■ Work order: Within the data that follows, how many lines contain the word "download"? Reply with only the number.

----- Supplied material -----

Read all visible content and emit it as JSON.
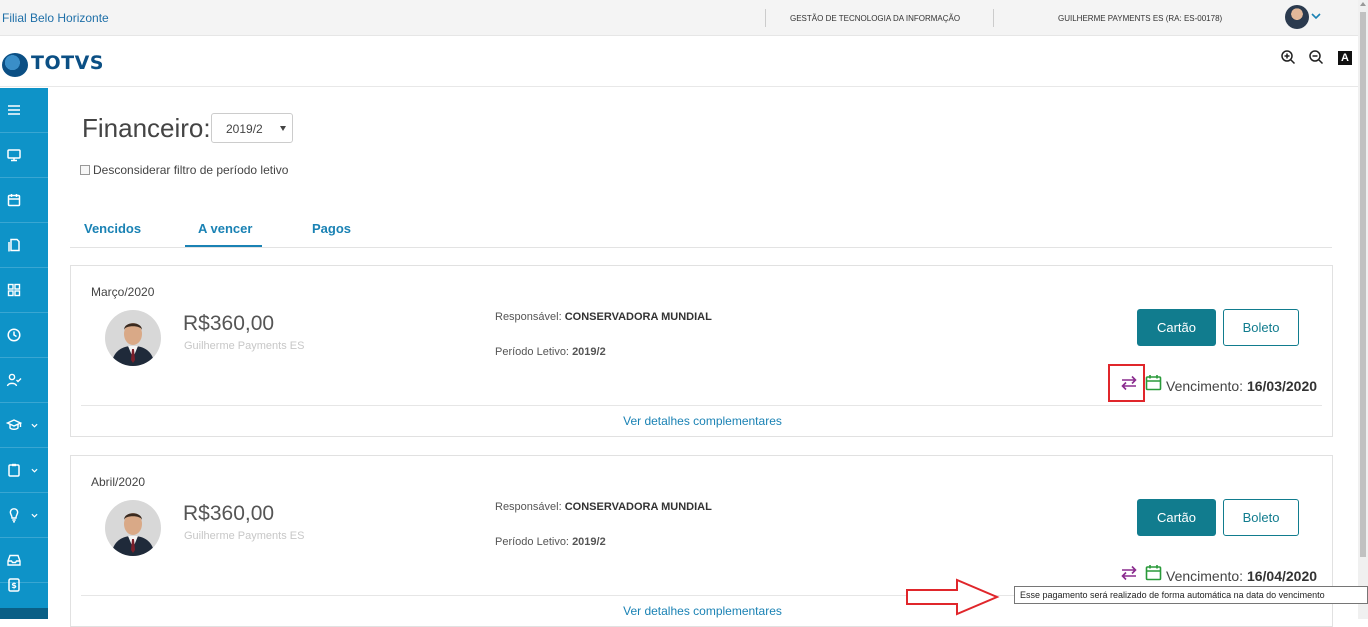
{
  "topbar": {
    "branch": "Filial Belo Horizonte",
    "department": "GESTÃO DE TECNOLOGIA DA INFORMAÇÃO",
    "user": "GUILHERME PAYMENTS ES (RA: ES-00178)"
  },
  "brand": {
    "logo_text": "TOTVS",
    "color": "#0b4f84"
  },
  "accessibility": {
    "contrast_label": "A"
  },
  "sidebar": {
    "color": "#0e93c8",
    "items": [
      {
        "icon": "menu-icon"
      },
      {
        "icon": "monitor-icon"
      },
      {
        "icon": "calendar-icon"
      },
      {
        "icon": "documents-icon"
      },
      {
        "icon": "grid-icon"
      },
      {
        "icon": "clock-icon"
      },
      {
        "icon": "user-check-icon"
      },
      {
        "icon": "graduation-cap-icon",
        "has_caret": true
      },
      {
        "icon": "clipboard-icon",
        "has_caret": true
      },
      {
        "icon": "lightbulb-icon",
        "has_caret": true
      },
      {
        "icon": "inbox-icon"
      },
      {
        "icon": "dollar-document-icon"
      }
    ]
  },
  "page": {
    "title": "Financeiro:",
    "period_selected": "2019/2",
    "ignore_period_filter_label": "Desconsiderar filtro de período letivo"
  },
  "tabs": [
    {
      "label": "Vencidos",
      "active": false
    },
    {
      "label": "A vencer",
      "active": true
    },
    {
      "label": "Pagos",
      "active": false
    }
  ],
  "cards": [
    {
      "month": "Março/2020",
      "amount": "R$360,00",
      "payer": "Guilherme Payments ES",
      "responsible_label": "Responsável:",
      "responsible": "CONSERVADORA MUNDIAL",
      "period_label": "Período Letivo:",
      "period": "2019/2",
      "card_button": "Cartão",
      "slip_button": "Boleto",
      "due_label": "Vencimento:",
      "due_date": "16/03/2020",
      "details_link": "Ver detalhes complementares"
    },
    {
      "month": "Abril/2020",
      "amount": "R$360,00",
      "payer": "Guilherme Payments ES",
      "responsible_label": "Responsável:",
      "responsible": "CONSERVADORA MUNDIAL",
      "period_label": "Período Letivo:",
      "period": "2019/2",
      "card_button": "Cartão",
      "slip_button": "Boleto",
      "due_label": "Vencimento:",
      "due_date": "16/04/2020",
      "details_link": "Ver detalhes complementares"
    }
  ],
  "tooltip": "Esse pagamento será realizado de forma automática na data do vencimento",
  "colors": {
    "primary_button": "#117c8e",
    "link": "#1a82b4",
    "auto_payment_icon": "#8a2b8e",
    "calendar_icon": "#2a9a3a",
    "annotation": "#e0262b"
  }
}
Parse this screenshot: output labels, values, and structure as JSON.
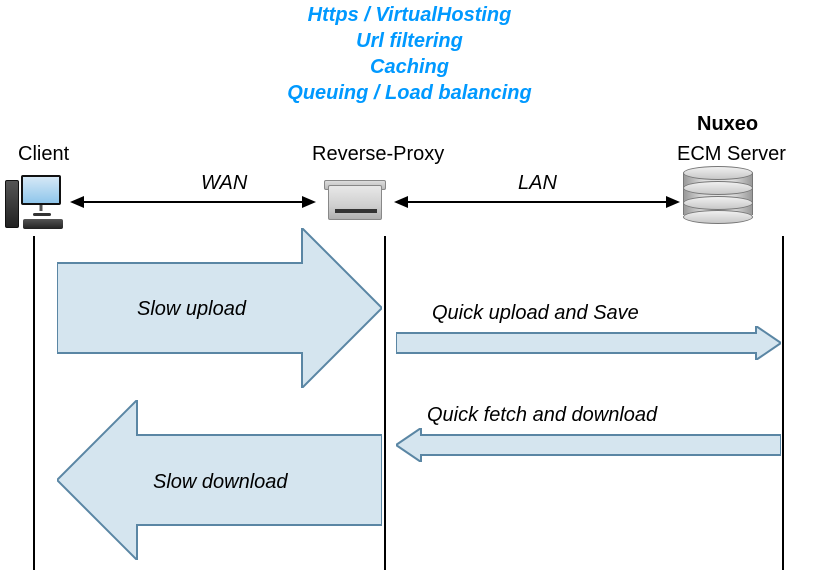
{
  "header": {
    "line1": "Https / VirtualHosting",
    "line2": "Url filtering",
    "line3": "Caching",
    "line4": "Queuing / Load balancing"
  },
  "brand": "Nuxeo",
  "nodes": {
    "client": "Client",
    "proxy": "Reverse-Proxy",
    "server": "ECM Server"
  },
  "edges": {
    "wan": "WAN",
    "lan": "LAN"
  },
  "flows": {
    "slow_upload": "Slow upload",
    "quick_upload": "Quick upload and Save",
    "quick_fetch": "Quick fetch and download",
    "slow_download": "Slow download"
  }
}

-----

■ Written answer: 2